Instructions to follow: Look at each line of the listing. Copy those that hold the string "Your".

%%

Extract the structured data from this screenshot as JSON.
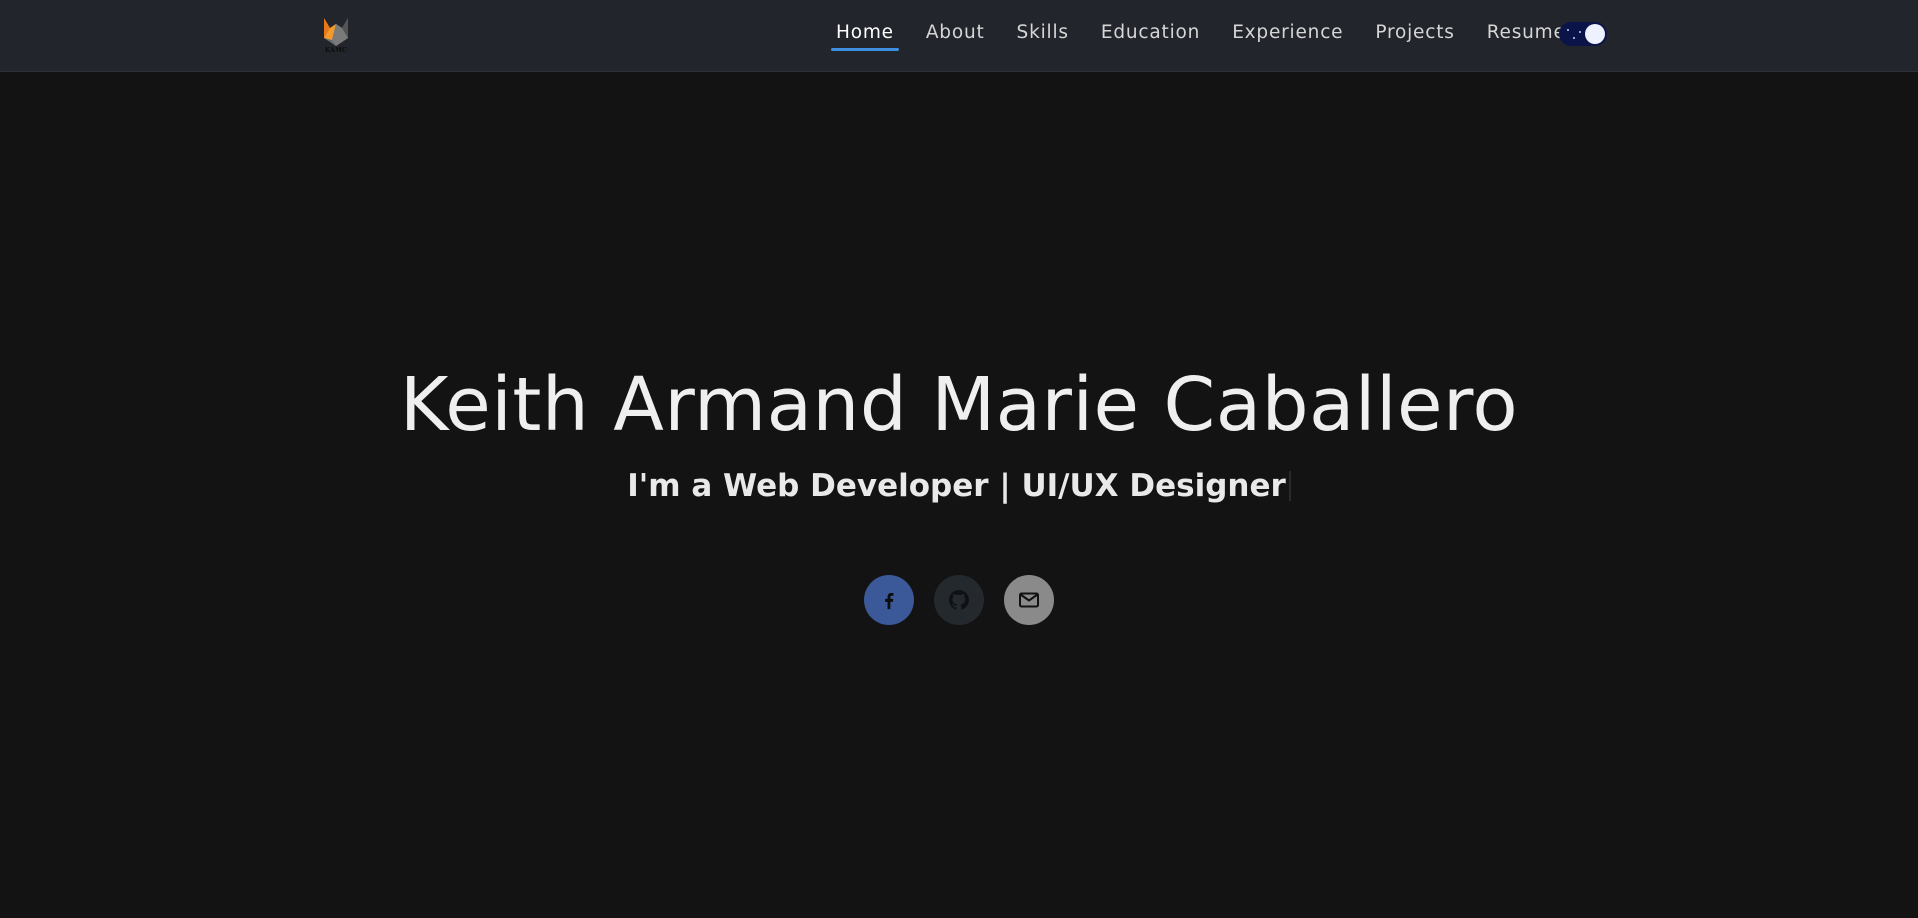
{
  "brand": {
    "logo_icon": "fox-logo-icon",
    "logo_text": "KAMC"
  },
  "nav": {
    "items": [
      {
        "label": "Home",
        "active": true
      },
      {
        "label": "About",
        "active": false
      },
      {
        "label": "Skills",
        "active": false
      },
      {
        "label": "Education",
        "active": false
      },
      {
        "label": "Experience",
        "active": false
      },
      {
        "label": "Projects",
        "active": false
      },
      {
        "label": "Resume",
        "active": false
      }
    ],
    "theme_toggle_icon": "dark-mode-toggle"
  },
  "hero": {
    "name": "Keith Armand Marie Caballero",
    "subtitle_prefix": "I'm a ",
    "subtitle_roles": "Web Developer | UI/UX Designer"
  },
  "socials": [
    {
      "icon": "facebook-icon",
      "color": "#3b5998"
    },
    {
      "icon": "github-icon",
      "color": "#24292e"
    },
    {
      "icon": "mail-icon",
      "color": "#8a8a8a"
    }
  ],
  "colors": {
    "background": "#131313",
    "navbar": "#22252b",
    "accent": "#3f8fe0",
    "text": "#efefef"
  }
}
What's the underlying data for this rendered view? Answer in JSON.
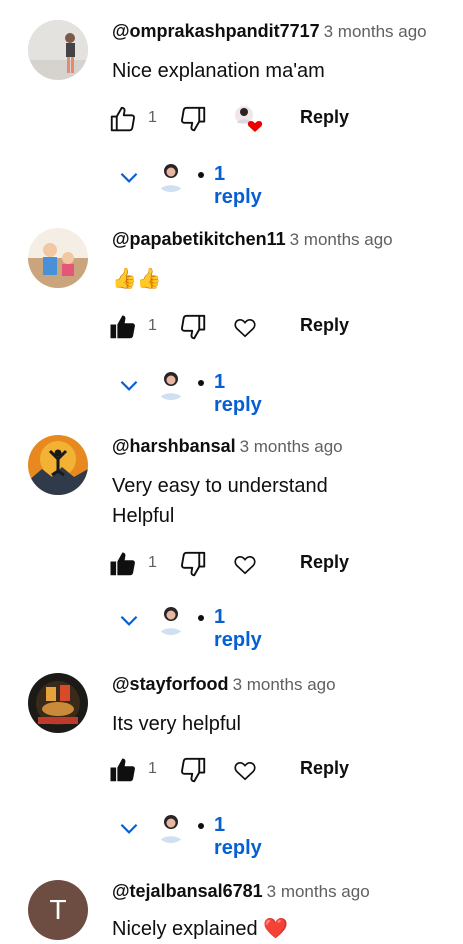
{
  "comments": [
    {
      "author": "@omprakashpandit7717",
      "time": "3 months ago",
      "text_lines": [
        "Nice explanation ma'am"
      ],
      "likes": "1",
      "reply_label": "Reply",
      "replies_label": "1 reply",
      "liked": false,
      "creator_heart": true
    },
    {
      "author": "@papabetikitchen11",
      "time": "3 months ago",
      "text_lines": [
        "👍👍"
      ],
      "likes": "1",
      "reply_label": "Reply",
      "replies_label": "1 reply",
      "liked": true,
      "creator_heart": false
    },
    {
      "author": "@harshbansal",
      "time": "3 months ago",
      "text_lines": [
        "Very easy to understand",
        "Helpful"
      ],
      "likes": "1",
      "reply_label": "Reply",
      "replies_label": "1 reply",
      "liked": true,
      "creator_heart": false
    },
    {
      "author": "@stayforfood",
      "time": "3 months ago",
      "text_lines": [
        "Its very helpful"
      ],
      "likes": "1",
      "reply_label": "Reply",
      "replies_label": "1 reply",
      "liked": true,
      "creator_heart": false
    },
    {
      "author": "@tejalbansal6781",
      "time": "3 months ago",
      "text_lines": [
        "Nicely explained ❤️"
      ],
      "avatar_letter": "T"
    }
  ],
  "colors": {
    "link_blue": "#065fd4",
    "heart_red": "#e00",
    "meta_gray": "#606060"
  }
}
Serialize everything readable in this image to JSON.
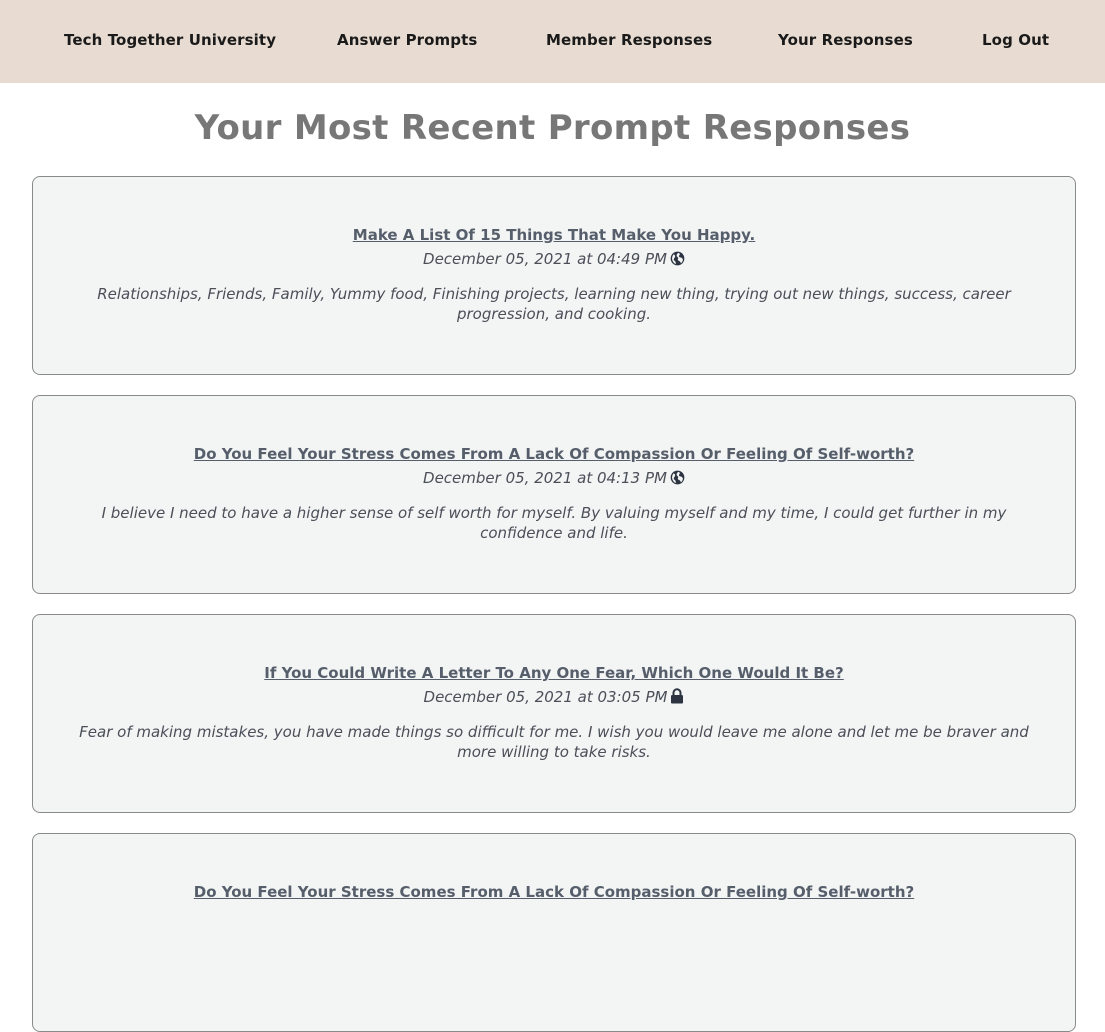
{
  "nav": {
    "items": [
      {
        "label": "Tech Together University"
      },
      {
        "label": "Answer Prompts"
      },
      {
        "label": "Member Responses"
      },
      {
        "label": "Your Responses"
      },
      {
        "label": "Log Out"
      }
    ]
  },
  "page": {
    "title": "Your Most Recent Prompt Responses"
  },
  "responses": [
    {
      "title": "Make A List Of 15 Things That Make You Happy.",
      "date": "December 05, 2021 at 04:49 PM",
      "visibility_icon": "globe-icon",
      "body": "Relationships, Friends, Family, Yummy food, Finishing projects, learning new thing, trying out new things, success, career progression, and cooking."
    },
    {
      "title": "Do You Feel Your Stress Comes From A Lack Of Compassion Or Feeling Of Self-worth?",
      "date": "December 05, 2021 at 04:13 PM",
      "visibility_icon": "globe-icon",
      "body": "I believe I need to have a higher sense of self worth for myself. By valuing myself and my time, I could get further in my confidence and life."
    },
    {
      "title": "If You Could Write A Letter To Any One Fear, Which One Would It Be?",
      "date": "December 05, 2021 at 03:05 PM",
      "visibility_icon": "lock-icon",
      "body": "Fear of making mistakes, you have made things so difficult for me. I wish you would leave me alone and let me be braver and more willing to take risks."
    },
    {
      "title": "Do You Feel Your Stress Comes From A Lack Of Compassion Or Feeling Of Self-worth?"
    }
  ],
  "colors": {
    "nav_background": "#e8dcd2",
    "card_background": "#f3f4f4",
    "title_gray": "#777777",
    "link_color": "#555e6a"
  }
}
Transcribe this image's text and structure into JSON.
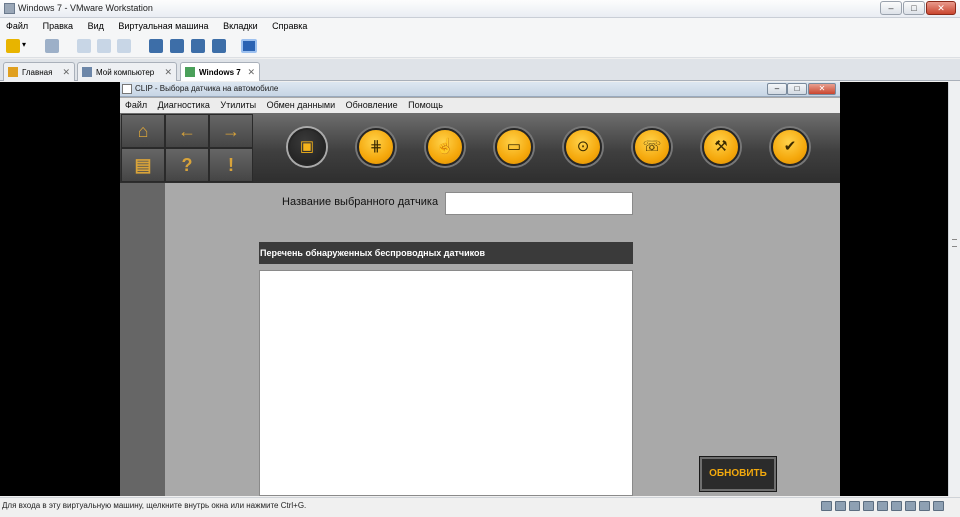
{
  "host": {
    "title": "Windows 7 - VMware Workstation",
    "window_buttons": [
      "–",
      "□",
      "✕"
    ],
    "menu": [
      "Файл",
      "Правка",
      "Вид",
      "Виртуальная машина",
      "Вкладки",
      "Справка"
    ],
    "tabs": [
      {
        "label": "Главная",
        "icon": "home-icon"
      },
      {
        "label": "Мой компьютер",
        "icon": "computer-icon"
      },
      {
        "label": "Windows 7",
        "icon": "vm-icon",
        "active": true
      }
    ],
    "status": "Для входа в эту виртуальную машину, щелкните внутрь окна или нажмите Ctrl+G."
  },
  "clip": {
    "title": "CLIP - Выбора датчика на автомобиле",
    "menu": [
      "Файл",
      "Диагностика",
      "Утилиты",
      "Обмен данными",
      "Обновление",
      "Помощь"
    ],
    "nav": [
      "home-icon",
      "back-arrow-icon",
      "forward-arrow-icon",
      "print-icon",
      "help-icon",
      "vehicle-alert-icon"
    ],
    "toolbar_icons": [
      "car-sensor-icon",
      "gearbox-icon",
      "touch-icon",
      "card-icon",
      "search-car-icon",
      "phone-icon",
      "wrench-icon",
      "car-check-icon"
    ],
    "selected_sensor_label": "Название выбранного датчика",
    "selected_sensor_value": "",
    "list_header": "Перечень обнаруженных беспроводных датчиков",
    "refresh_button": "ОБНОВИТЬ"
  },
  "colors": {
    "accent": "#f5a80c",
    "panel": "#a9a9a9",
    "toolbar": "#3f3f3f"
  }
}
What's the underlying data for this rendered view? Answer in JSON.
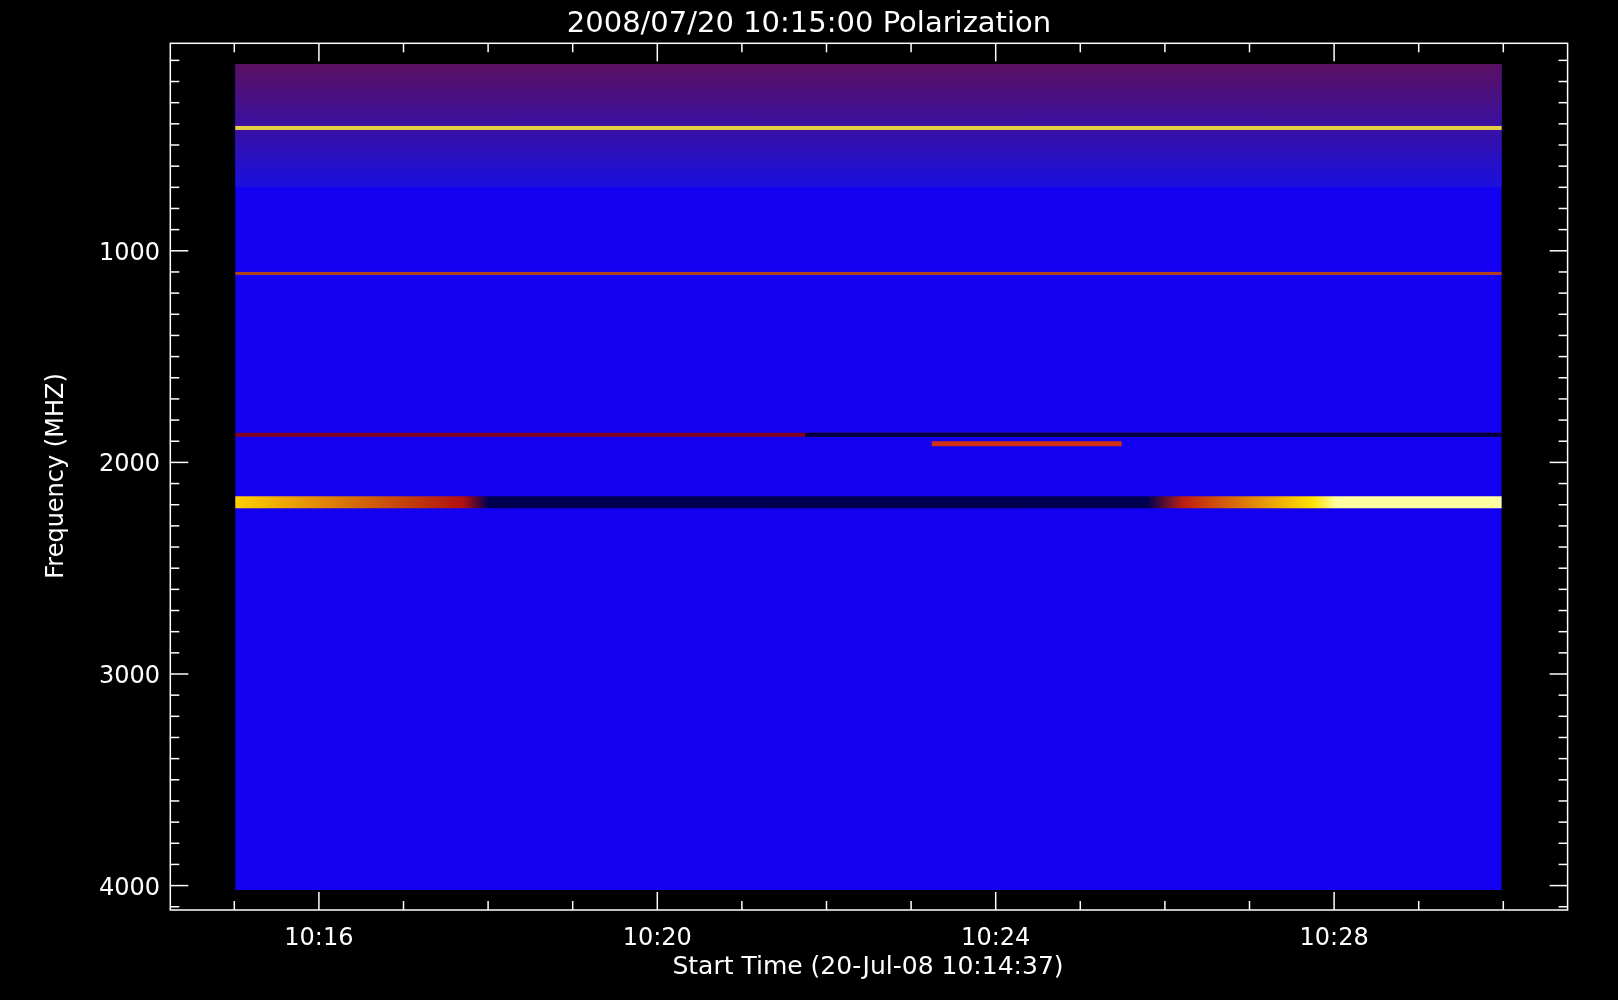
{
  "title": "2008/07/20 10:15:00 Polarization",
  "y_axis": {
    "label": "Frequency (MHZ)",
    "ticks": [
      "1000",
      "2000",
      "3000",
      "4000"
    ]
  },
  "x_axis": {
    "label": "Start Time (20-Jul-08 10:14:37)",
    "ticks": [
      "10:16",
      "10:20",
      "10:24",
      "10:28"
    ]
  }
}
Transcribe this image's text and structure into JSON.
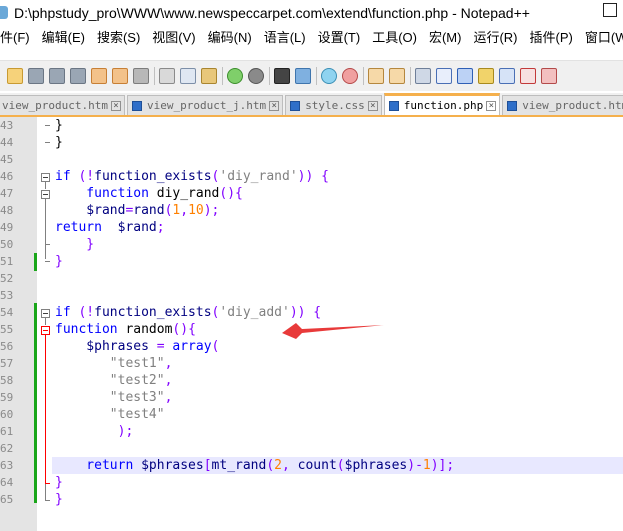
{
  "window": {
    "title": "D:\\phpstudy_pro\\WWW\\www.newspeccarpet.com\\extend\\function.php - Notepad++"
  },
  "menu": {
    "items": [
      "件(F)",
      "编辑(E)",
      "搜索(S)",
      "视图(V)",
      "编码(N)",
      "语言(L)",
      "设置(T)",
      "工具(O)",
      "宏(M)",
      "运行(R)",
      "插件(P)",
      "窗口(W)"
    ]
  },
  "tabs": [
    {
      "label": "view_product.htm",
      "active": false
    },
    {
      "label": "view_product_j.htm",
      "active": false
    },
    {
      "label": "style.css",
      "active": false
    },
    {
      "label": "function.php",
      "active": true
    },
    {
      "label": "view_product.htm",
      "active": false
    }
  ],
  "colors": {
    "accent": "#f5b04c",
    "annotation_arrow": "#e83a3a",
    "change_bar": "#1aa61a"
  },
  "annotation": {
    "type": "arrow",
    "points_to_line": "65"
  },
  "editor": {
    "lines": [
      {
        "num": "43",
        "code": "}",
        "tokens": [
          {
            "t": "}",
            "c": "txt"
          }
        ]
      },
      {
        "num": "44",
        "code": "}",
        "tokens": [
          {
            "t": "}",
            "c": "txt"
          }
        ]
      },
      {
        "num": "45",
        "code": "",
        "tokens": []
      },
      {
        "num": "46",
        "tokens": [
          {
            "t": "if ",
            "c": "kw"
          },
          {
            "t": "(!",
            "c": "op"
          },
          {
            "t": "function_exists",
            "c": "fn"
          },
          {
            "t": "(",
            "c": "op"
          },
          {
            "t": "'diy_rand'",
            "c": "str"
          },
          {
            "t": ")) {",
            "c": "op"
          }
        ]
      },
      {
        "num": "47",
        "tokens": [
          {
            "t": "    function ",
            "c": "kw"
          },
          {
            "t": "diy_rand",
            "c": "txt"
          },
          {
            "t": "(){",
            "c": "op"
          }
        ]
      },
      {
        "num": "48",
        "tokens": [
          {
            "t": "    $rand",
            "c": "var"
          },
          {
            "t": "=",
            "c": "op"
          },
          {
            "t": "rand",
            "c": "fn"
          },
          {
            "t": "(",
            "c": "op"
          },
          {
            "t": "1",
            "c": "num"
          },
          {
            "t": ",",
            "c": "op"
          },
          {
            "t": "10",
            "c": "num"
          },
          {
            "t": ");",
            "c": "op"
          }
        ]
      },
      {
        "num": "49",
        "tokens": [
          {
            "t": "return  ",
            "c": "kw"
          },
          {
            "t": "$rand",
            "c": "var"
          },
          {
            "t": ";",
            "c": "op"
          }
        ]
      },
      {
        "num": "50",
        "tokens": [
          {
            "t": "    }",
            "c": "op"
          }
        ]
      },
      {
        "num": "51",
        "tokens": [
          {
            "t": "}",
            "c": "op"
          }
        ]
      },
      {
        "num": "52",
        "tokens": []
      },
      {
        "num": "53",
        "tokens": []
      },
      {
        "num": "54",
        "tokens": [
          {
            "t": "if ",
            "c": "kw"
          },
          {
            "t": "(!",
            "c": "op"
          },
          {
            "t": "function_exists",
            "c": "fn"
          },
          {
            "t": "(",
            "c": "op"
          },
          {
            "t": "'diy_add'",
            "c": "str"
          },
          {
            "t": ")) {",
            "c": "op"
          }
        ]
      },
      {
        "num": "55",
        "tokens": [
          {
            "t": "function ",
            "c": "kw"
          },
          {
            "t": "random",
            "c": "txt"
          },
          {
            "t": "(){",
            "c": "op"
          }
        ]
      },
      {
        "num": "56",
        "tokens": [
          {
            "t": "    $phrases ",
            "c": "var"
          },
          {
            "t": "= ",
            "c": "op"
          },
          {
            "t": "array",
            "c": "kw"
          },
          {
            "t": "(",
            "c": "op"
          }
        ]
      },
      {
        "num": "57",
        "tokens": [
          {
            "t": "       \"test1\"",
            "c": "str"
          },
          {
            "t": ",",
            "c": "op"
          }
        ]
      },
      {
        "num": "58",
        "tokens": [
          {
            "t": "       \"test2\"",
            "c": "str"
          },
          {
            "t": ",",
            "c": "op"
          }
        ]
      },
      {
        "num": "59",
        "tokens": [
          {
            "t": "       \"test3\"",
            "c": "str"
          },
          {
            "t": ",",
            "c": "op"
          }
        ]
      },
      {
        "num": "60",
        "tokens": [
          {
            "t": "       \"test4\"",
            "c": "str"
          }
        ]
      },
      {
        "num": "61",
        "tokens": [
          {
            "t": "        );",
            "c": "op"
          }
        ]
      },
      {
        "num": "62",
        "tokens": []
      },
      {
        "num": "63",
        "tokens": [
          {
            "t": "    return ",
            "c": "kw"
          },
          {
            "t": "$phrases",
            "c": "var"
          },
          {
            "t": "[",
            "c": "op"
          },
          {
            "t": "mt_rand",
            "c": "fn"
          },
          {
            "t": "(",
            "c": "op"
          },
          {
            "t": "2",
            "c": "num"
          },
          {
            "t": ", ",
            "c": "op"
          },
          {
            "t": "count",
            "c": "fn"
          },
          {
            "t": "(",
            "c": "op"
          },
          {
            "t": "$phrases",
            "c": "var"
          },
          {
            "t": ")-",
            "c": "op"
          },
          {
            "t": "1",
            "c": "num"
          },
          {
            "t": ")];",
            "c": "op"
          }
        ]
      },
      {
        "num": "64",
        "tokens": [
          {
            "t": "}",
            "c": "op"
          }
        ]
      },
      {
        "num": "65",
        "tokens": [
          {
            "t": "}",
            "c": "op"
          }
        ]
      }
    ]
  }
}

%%

Task result:
        "label": "Your Responses"
    "title": "Your Most Recent Prompt Responses"
      "title": "Do You Feel Your Stress Comes From A Lack Of Compassion Or Feeling Of Self-worth?",
      "title": "Do You Feel Your Stress Comes From A Lack Of Compassion Or Feeling Of Self-worth?"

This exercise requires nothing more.